* ABOUT THIS TASK *
Pull out each line of the data that includes the word "Coloured".

Page and application data records
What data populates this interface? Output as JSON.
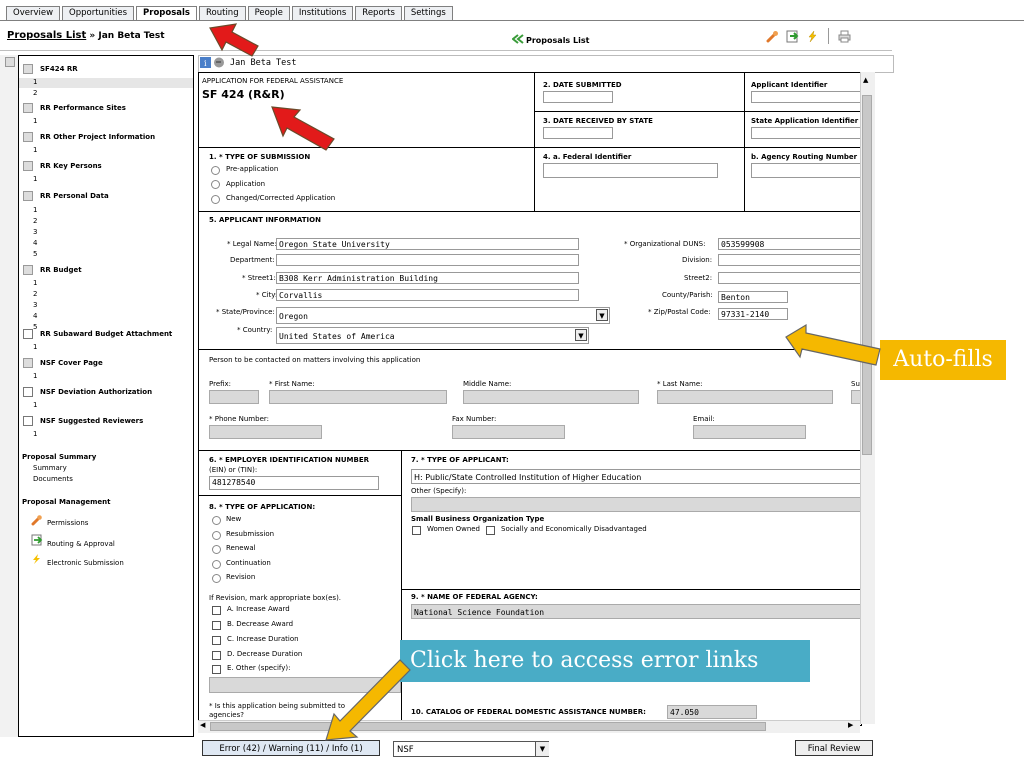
{
  "tabs": [
    "Overview",
    "Opportunities",
    "Proposals",
    "Routing",
    "People",
    "Institutions",
    "Reports",
    "Settings"
  ],
  "active_tab": "Proposals",
  "breadcrumb": {
    "link": "Proposals List",
    "separator": " » ",
    "current": "Jan Beta Test"
  },
  "proposals_link": "Proposals List",
  "proposal_title": "Jan Beta Test",
  "sidebar": {
    "forms": [
      {
        "label": "SF424 RR",
        "rows": [
          "1",
          "2"
        ]
      },
      {
        "label": "RR Performance Sites",
        "rows": [
          "1"
        ]
      },
      {
        "label": "RR Other Project Information",
        "rows": [
          "1"
        ]
      },
      {
        "label": "RR Key Persons",
        "rows": [
          "1"
        ]
      },
      {
        "label": "RR Personal Data",
        "rows": [
          "1",
          "2",
          "3",
          "4",
          "5"
        ]
      },
      {
        "label": "RR Budget",
        "rows": [
          "1",
          "2",
          "3",
          "4",
          "5"
        ]
      },
      {
        "label": "RR Subaward Budget Attachment",
        "rows": [
          "1"
        ]
      },
      {
        "label": "NSF Cover Page",
        "rows": [
          "1"
        ]
      },
      {
        "label": "NSF Deviation Authorization",
        "rows": [
          "1"
        ]
      },
      {
        "label": "NSF Suggested Reviewers",
        "rows": [
          "1"
        ]
      }
    ],
    "summary_title": "Proposal Summary",
    "summary_items": [
      "Summary",
      "Documents"
    ],
    "management_title": "Proposal Management",
    "management_items": [
      "Permissions",
      "Routing & Approval",
      "Electronic Submission"
    ]
  },
  "form": {
    "app_title": "APPLICATION FOR FEDERAL ASSISTANCE",
    "app_form": "SF 424 (R&R)",
    "date_submitted": "2. DATE SUBMITTED",
    "applicant_identifier": "Applicant Identifier",
    "date_received": "3. DATE RECEIVED BY STATE",
    "state_app_id": "State Application Identifier",
    "type_submission": "1. * TYPE OF SUBMISSION",
    "submission_options": [
      "Pre-application",
      "Application",
      "Changed/Corrected Application"
    ],
    "federal_identifier": "4. a. Federal Identifier",
    "agency_routing": "b. Agency Routing Number",
    "applicant_info": "5. APPLICANT INFORMATION",
    "legal_name_label": "* Legal Name:",
    "legal_name": "Oregon State University",
    "department_label": "Department:",
    "street1_label": "* Street1:",
    "street1": "B308 Kerr Administration Building",
    "city_label": "* City:",
    "city": "Corvallis",
    "state_label": "* State/Province:",
    "state": "Oregon",
    "country_label": "* Country:",
    "country": "United States of America",
    "duns_label": "* Organizational DUNS:",
    "duns": "053599908",
    "division_label": "Division:",
    "street2_label": "Street2:",
    "county_label": "County/Parish:",
    "county": "Benton",
    "zip_label": "* Zip/Postal Code:",
    "zip": "97331-2140",
    "contact_title": "Person to be contacted on matters involving this application",
    "prefix_label": "Prefix:",
    "first_label": "* First Name:",
    "middle_label": "Middle Name:",
    "last_label": "* Last Name:",
    "su_label": "Su",
    "phone_label": "* Phone Number:",
    "fax_label": "Fax Number:",
    "email_label": "Email:",
    "ein_title": "6. * EMPLOYER IDENTIFICATION NUMBER",
    "ein_sub": "(EIN) or (TIN):",
    "ein": "481278540",
    "type_applicant": "7. * TYPE OF APPLICANT:",
    "applicant_type": "H: Public/State Controlled Institution of Higher Education",
    "other_specify": "Other (Specify):",
    "small_business": "Small Business Organization Type",
    "women_owned": "Women Owned",
    "disadvantaged": "Socially and Economically Disadvantaged",
    "type_application": "8. * TYPE OF APPLICATION:",
    "application_options": [
      "New",
      "Resubmission",
      "Renewal",
      "Continuation",
      "Revision"
    ],
    "revision_prompt": "If Revision, mark appropriate box(es).",
    "revision_options": [
      "A. Increase Award",
      "B. Decrease Award",
      "C. Increase Duration",
      "D. Decrease Duration",
      "E. Other (specify):"
    ],
    "being_submitted": "* Is this application being submitted to",
    "agencies": "agencies?",
    "federal_agency_title": "9. * NAME OF FEDERAL AGENCY:",
    "federal_agency": "National Science Foundation",
    "catalog_title": "10. CATALOG OF FEDERAL DOMESTIC ASSISTANCE NUMBER:",
    "catalog_number": "47.050"
  },
  "bottom": {
    "error_button": "Error (42) / Warning (11) / Info (1)",
    "agency_select": "NSF",
    "final_review": "Final Review"
  },
  "callouts": {
    "autofills": "Auto-fills",
    "click_here": "Click here to access error links"
  },
  "colors": {
    "callout_orange": "#f5b800",
    "callout_blue": "#49acc6",
    "arrow_red": "#e21a1a",
    "arrow_yellow": "#f5b800"
  },
  "icons": [
    "wrench-icon",
    "export-icon",
    "lightning-icon",
    "print-icon",
    "info-icon",
    "attachment-icon",
    "chevrons-left-icon"
  ]
}
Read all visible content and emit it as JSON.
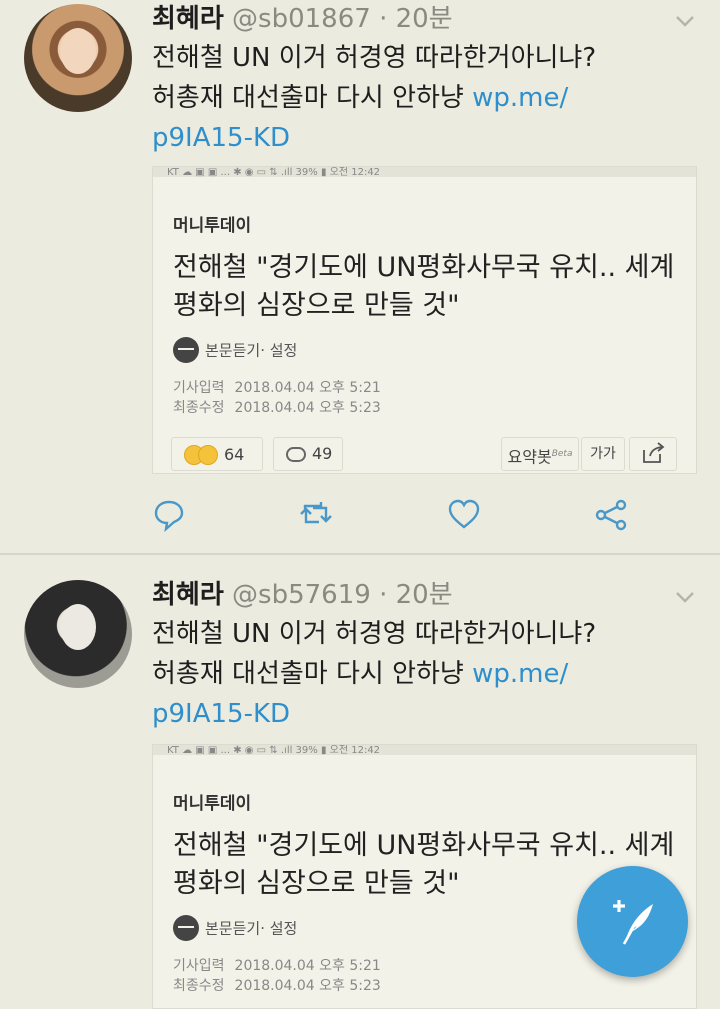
{
  "tweets": [
    {
      "display_name": "최혜라",
      "handle": "@sb01867",
      "separator": "·",
      "time": "20분",
      "text_line1": "전해철 UN 이거 허경영 따라한거아니냐?",
      "text_line2_plain": "허총재 대선출마 다시 안하냥 ",
      "link_part1": "wp.me/",
      "link_part2": "p9IA15-KD",
      "card": {
        "statusbar": "KT  ☁  ▣ ▣ ...            ✱ ◉ ▭  ⇅ .ıll 39% ▮ 오전 12:42",
        "publisher": "머니투데이",
        "headline": "전해철 \"경기도에 UN평화사무국 유치.. 세계 평화의 심장으로 만들 것\"",
        "listen_label": "본문듣기",
        "settings_label": "· 설정",
        "input_label": "기사입력",
        "input_value": "2018.04.04 오후 5:21",
        "modified_label": "최종수정",
        "modified_value": "2018.04.04 오후 5:23",
        "reactions_count": "64",
        "comments_count": "49",
        "summary_label": "요약봇",
        "summary_sup": "Beta",
        "font_label": "가가"
      }
    },
    {
      "display_name": "최혜라",
      "handle": "@sb57619",
      "separator": "·",
      "time": "20분",
      "text_line1": "전해철 UN 이거 허경영 따라한거아니냐?",
      "text_line2_plain": "허총재 대선출마 다시 안하냥 ",
      "link_part1": "wp.me/",
      "link_part2": "p9IA15-KD",
      "card": {
        "statusbar": "KT  ☁  ▣ ▣ ...            ✱ ◉ ▭  ⇅ .ıll 39% ▮ 오전 12:42",
        "publisher": "머니투데이",
        "headline": "전해철 \"경기도에 UN평화사무국 유치.. 세계 평화의 심장으로 만들 것\"",
        "listen_label": "본문듣기",
        "settings_label": "· 설정",
        "input_label": "기사입력",
        "input_value": "2018.04.04 오후 5:21",
        "modified_label": "최종수정",
        "modified_value": "2018.04.04 오후 5:23"
      }
    }
  ],
  "colors": {
    "background": "#ecebdf",
    "link": "#2f8fcc",
    "fab": "#3f9fd8",
    "muted": "#8a8a83"
  },
  "icons": {
    "chevron": "chevron-down-icon",
    "reply": "reply-icon",
    "retweet": "retweet-icon",
    "like": "heart-icon",
    "share": "share-icon",
    "compose": "compose-feather-icon"
  }
}
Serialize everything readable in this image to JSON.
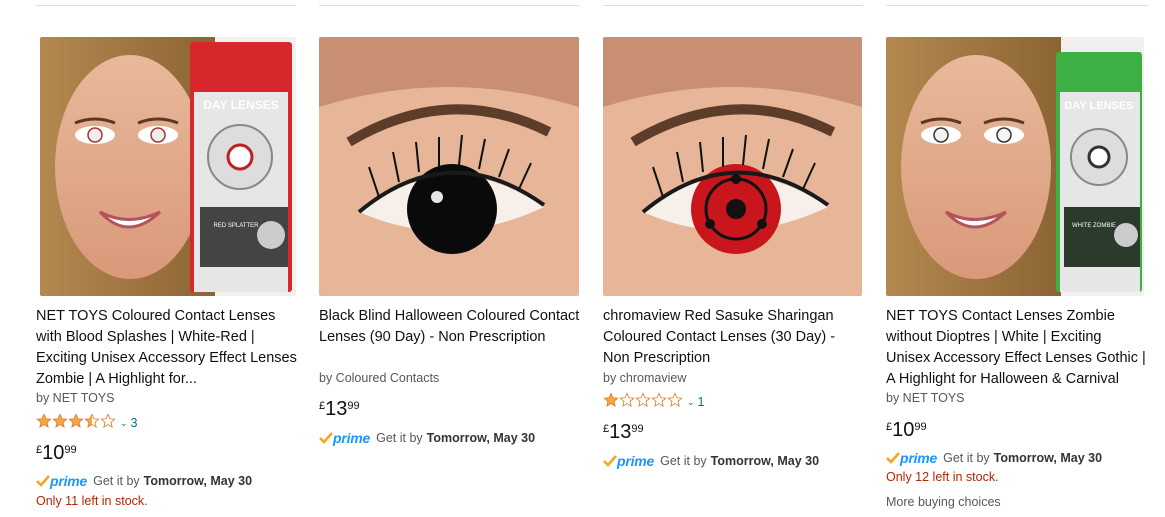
{
  "products": [
    {
      "title": "NET TOYS Coloured Contact Lenses with Blood Splashes | White-Red | Exciting Unisex Accessory Effect Lenses Zombie | A Highlight for...",
      "byline": "by NET TOYS",
      "rating_stars": 3.5,
      "rating_count": "3",
      "price_currency": "£",
      "price_whole": "10",
      "price_fraction": "99",
      "prime": "prime",
      "delivery_prefix": "Get it by",
      "delivery_date": "Tomorrow, May 30",
      "stock": "Only 11 left in stock.",
      "more": "",
      "image": {
        "kind": "model-with-box",
        "box_label": "DAY LENSES",
        "box_sub": "LENTILLES JOURNALIÈRES TAGES-LINSEN",
        "box_variant": "RED SPLATTER",
        "accent": "#d8262d"
      }
    },
    {
      "title": "Black Blind Halloween Coloured Contact Lenses (90 Day) - Non Prescription",
      "byline": "by Coloured Contacts",
      "rating_stars": null,
      "rating_count": "",
      "price_currency": "£",
      "price_whole": "13",
      "price_fraction": "99",
      "prime": "prime",
      "delivery_prefix": "Get it by",
      "delivery_date": "Tomorrow, May 30",
      "stock": "",
      "more": "",
      "image": {
        "kind": "eye-closeup",
        "iris": "#0a0a0a"
      }
    },
    {
      "title": "chromaview Red Sasuke Sharingan Coloured Contact Lenses (30 Day) - Non Prescription",
      "byline": "by chromaview",
      "rating_stars": 1,
      "rating_count": "1",
      "price_currency": "£",
      "price_whole": "13",
      "price_fraction": "99",
      "prime": "prime",
      "delivery_prefix": "Get it by",
      "delivery_date": "Tomorrow, May 30",
      "stock": "",
      "more": "",
      "image": {
        "kind": "eye-closeup",
        "iris": "#c8161c"
      }
    },
    {
      "title": "NET TOYS Contact Lenses Zombie without Dioptres | White | Exciting Unisex Accessory Effect Lenses Gothic | A Highlight for Halloween & Carnival",
      "byline": "by NET TOYS",
      "rating_stars": null,
      "rating_count": "",
      "price_currency": "£",
      "price_whole": "10",
      "price_fraction": "99",
      "prime": "prime",
      "delivery_prefix": "Get it by",
      "delivery_date": "Tomorrow, May 30",
      "stock": "Only 12 left in stock.",
      "more": "More buying choices",
      "image": {
        "kind": "model-with-box",
        "box_label": "DAY LENSES",
        "box_sub": "LENTILLES JOURNALIÈRES TAGES-LINSEN",
        "box_variant": "WHITE ZOMBIE",
        "accent": "#3cb043"
      }
    }
  ],
  "colors": {
    "link": "#007185",
    "prime_blue": "#1a98ff",
    "prime_check": "#f7a41d",
    "stock_red": "#b12704",
    "star": "#f3a847"
  }
}
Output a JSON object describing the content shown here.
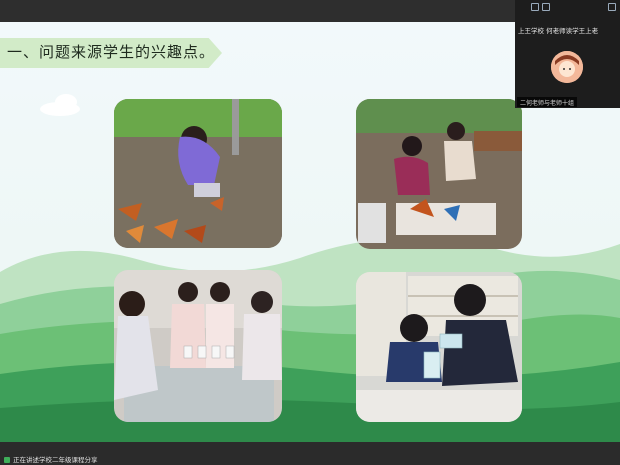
{
  "slide": {
    "title": "一、问题来源学生的兴趣点。",
    "photos": [
      {
        "icon": "girl-collecting-leaves-photo"
      },
      {
        "icon": "girls-arranging-leaves-photo"
      },
      {
        "icon": "students-water-experiment-photo"
      },
      {
        "icon": "boys-pouring-water-photo"
      }
    ]
  },
  "meeting": {
    "participant_name": "上王学校 何老师读学王上老",
    "participant_tag": "二何老师与老师十组",
    "status_label": "正在讲述学校二年级课程分享"
  },
  "colors": {
    "title_ribbon": "#d2ebc8",
    "hill_dark": "#2e8a4a",
    "hill_light": "#6cc076"
  }
}
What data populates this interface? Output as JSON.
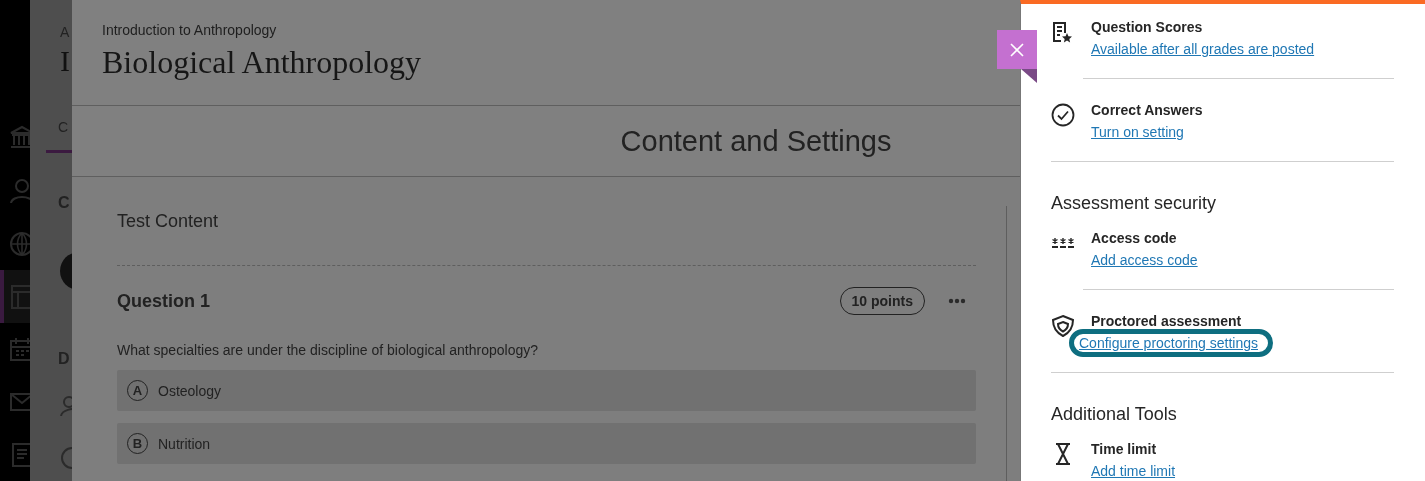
{
  "background_page": {
    "breadcrumb": "A",
    "title": "I",
    "tab": "C",
    "section_heading": "C",
    "section_heading_2": "D"
  },
  "side_nav": {
    "items": [
      {
        "selected": false
      },
      {
        "selected": false
      },
      {
        "selected": false
      },
      {
        "selected": true
      },
      {
        "selected": false
      },
      {
        "selected": false
      },
      {
        "selected": false
      }
    ]
  },
  "modal": {
    "course": "Introduction to Anthropology",
    "title": "Biological Anthropology",
    "page_heading": "Content and Settings",
    "content": {
      "heading": "Test Content",
      "question": {
        "title": "Question 1",
        "points": "10 points",
        "text": "What specialties are under the discipline of biological anthropology?",
        "answers": [
          {
            "letter": "A",
            "text": "Osteology"
          },
          {
            "letter": "B",
            "text": "Nutrition"
          }
        ]
      }
    }
  },
  "settings_panel": {
    "items": [
      {
        "kind": "setting",
        "title": "Question Scores",
        "link": "Available after all grades are posted",
        "focused": false
      },
      {
        "kind": "setting",
        "title": "Correct Answers",
        "link": "Turn on setting",
        "focused": false
      },
      {
        "kind": "heading",
        "title": "Assessment security"
      },
      {
        "kind": "setting",
        "title": "Access code",
        "link": "Add access code",
        "focused": false
      },
      {
        "kind": "setting",
        "title": "Proctored assessment",
        "link": "Configure proctoring settings",
        "focused": true
      },
      {
        "kind": "heading",
        "title": "Additional Tools"
      },
      {
        "kind": "setting",
        "title": "Time limit",
        "link": "Add time limit",
        "focused": false
      }
    ]
  }
}
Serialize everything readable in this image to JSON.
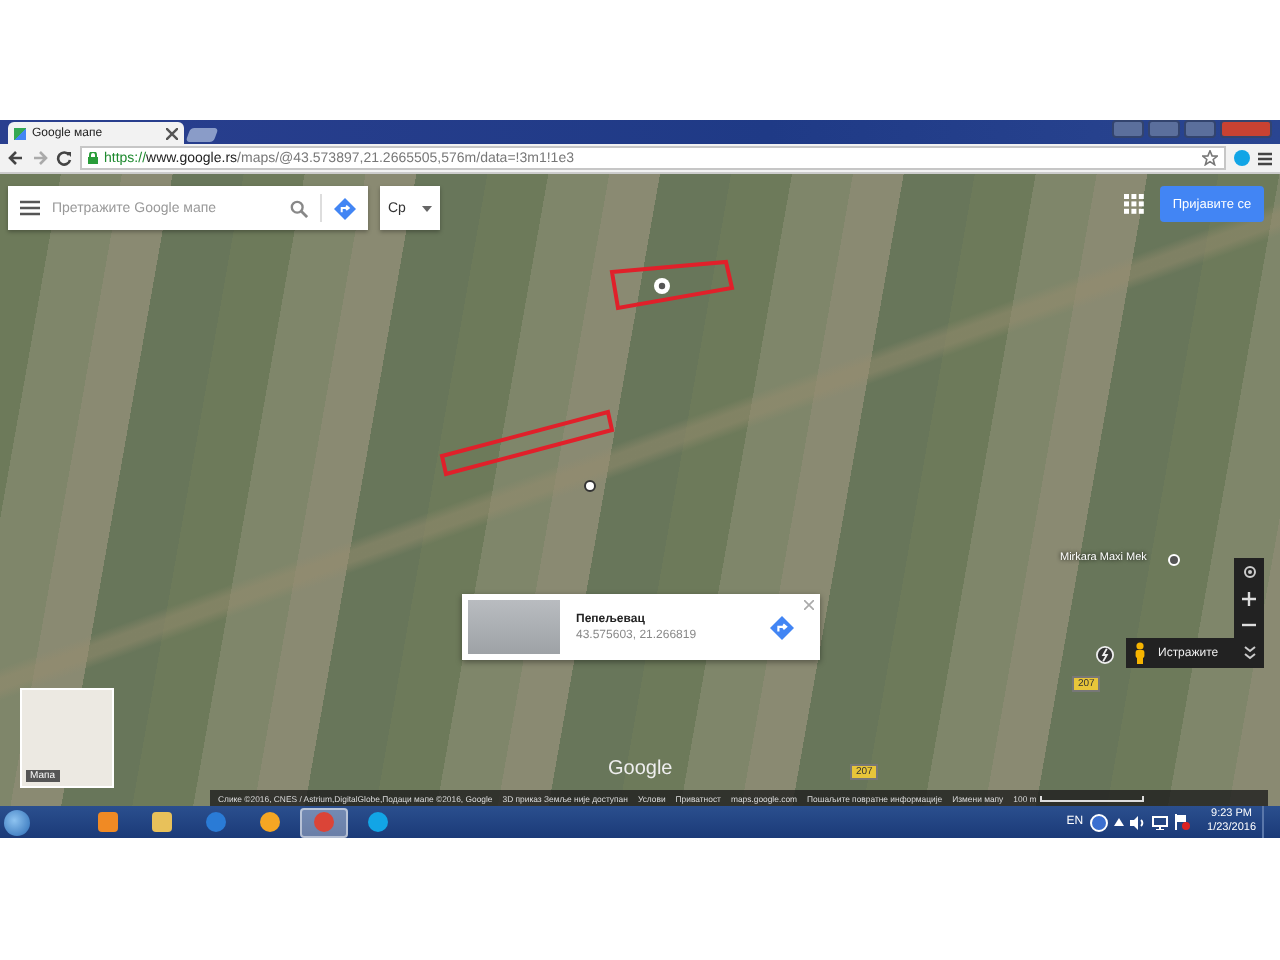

* TASK RESPONSE *
      "title": "NET TOYS Coloured Contact Lenses with Blood Splashes | White-Red | Exciting Unisex Accessory Effect Lenses Zombie | A Highlight for...",
      "title": "Black Blind Halloween Coloured Contact Lenses (90 Day) - Non Prescription",
      "byline": "by Coloured Contacts",
      "title": "chromaview Red Sasuke Sharingan Coloured Contact Lenses (30 Day) - Non Prescription",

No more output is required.